Another worker for American poultry company Foster Farms died from complications due to COVID-19 over the weekend, making him the 12th employee of the California-based corporation to die after contracting the coronavirus.
According to the Los Angeles Times, the worker’s family said the employee, who was of Punjabi descent and in his 50s, worked at Foster Farms’ Cherry Avenue plant in Fresno, Calif.
After being diagnosed with COVID-19, the man spent the past three weeks in a local hospital’s intensive care unit before passing away, according to Deep Singh, executive director of the Jakara Movement, a Central Valley youth and family nonprofit that works with the Punjabi Sikh community.
Singh told the Times that the worker’s family believes he contracted the virus at work, as he avoided going outside his home other than to go to the plant or for other essential reasons.
The man is the third worker of the Fresno plant to die of COVID-19, with nine additional coronavirus fatalities tied to Foster Farms’ Livingston, Calif., plant.
According to Foster Farms, at least 193 people at the Fresno plant have tested positive for COVID-19, roughly 20 percent of its workers.
Singh said that the poultry company should have done more to protect its staff, accusing the business of a “callous lack of concern and protections that prioritize worker safety and their families.”
The company has also received criticism for poorly communicating with its workers, giving directions in English, even though many in the company’s workforce have limited proficiency in the language.
Foster Farms had previously come under scrutiny for its handling of the pandemic, with community leaders telling the Times that the company has asked its employees to work overtime amid the pandemic.

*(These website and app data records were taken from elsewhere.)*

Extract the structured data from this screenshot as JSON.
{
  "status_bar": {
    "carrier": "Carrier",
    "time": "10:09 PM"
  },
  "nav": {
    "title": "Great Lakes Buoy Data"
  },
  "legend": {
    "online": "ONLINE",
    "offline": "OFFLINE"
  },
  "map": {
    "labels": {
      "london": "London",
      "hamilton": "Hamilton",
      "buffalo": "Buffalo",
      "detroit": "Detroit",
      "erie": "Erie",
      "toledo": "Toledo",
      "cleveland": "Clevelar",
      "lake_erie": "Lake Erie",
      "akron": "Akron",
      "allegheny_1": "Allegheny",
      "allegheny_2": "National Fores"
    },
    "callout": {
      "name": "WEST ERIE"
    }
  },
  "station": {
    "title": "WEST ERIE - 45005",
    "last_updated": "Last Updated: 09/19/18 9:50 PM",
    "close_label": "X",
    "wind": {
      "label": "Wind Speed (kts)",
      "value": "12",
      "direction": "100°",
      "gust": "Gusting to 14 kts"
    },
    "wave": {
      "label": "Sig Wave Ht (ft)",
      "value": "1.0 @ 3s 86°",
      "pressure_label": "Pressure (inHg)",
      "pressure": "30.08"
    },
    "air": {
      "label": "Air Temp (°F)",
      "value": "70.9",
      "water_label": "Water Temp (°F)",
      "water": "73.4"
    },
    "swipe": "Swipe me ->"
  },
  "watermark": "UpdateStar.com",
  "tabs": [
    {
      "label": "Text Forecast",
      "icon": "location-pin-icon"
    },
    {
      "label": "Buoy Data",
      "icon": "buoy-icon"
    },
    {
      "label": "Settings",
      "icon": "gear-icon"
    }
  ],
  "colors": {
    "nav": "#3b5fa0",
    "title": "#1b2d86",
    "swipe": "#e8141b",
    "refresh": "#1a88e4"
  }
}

Days before Christmas, a Merced County judge granted a temporary restraining order sought by the United Farm Workers of America union against Foster Farms.
The order required Foster Farms to supply workers at its Livingston plant with face masks and mandate that workers wear them when social distancing is not possible, The Associated Press reported.
The order also mandated that the company must have temperature and health screenings for workers and visitors before they enter the plant, as well as physical dividers in break rooms and along production lines.
In response to the most recent death, Foster Farms said in a statement to The Hill, “We are saddened by the death at our Cherry Street plant and, out of respect for the family and loved ones, can provide no further details.”
“Our positivity rate at the plant since mid-December continues to decline,” the company added in a statement. “Testing all employees twice per week, we are now at a positivity rate of less than 1%. This compares to a positivity rate in Fresno County in excess of 10%.”
Foster Farms had temporarily closed its Livingston plant in early September following an outbreak that led to nearly 400 coronavirus infections and accounted for eight deaths.
An outbreak two weeks ago at the Fresno plant also caused it to temporarily close, although it later reopened, the AP reported.
—Updated at 9:06 p.m.